Treasury Secretary Steven Mnuchin said on Thursday he’s considering the creation of a government lending program for U.S. oil companies, helping to stabilize the market. Prices were hovering near US$17 per barrel in New York on Friday.

April’s gains in energy-production ETFs far exceed those of the US$254 billion SPDR S&P 500 ETF Trust, ticker SPY, which has risen about 8.5 per cent this month.

Even with April’s recovery, XOP has lost about 50 per cent and XLE has dropped over 40 per cent so far in 2020, while SPY is down roughly 13 per cent.

XOP’s rebound represents a normalization after investors dumped value stocks during the height of March’s sell-off, according to WallachBeth Capital.

“Remember, March saw forced liquidation after many came in long value stocks and were forced to cut risk at very bad, distressed levels,” said Ilya Feygin, a senior strategist at WallachBeth. “The relationship simply normalized after being stretched in March.”

Bart Melek of Toronto Dominion Bank doesn’t expect oil producers to outperform the commodity itself for much longer. While shares of oil companies have recovered alongside other value stocks, Melek sees the unprecedented supply- and-demand imbalance in oil markets starting to ebb.

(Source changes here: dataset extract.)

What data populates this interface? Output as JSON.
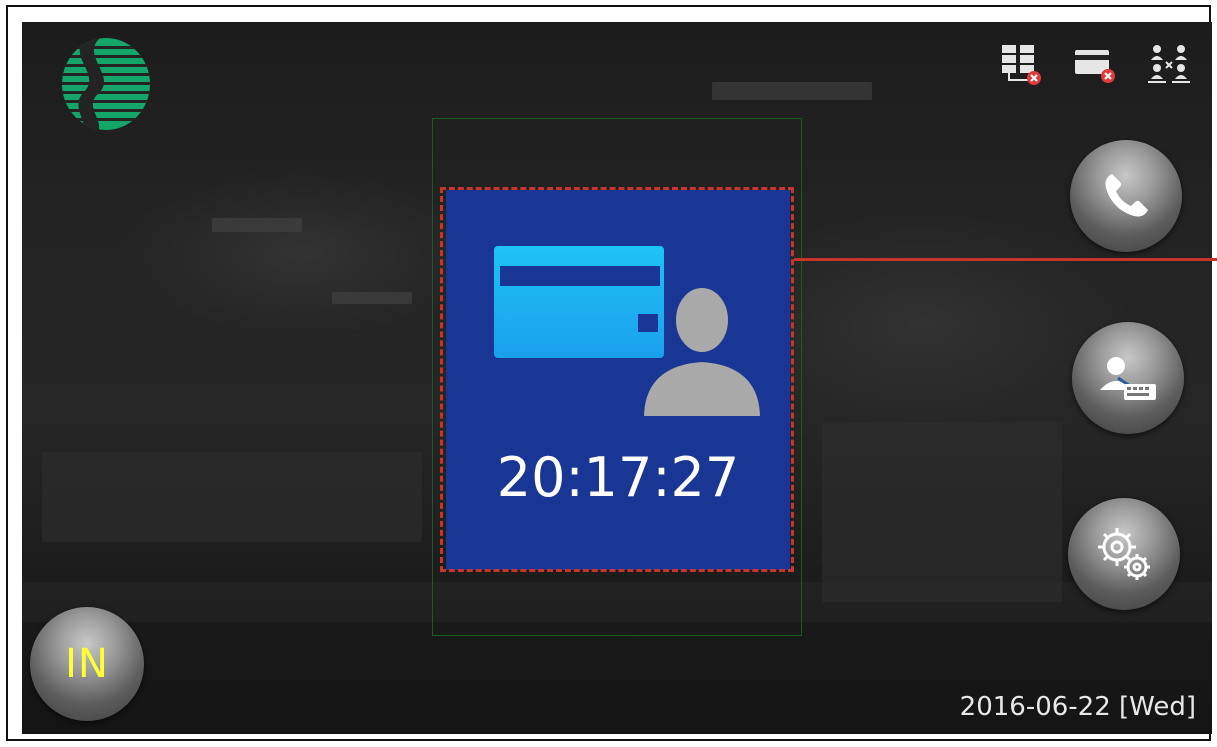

“Value is very responsive to net earnings and cash flows, which tend to jump on any incremental increase above their break-even,” said Melek, head of commodity strategy. “As supply cuts take effect and demand starts to return, oil prices should move higher.”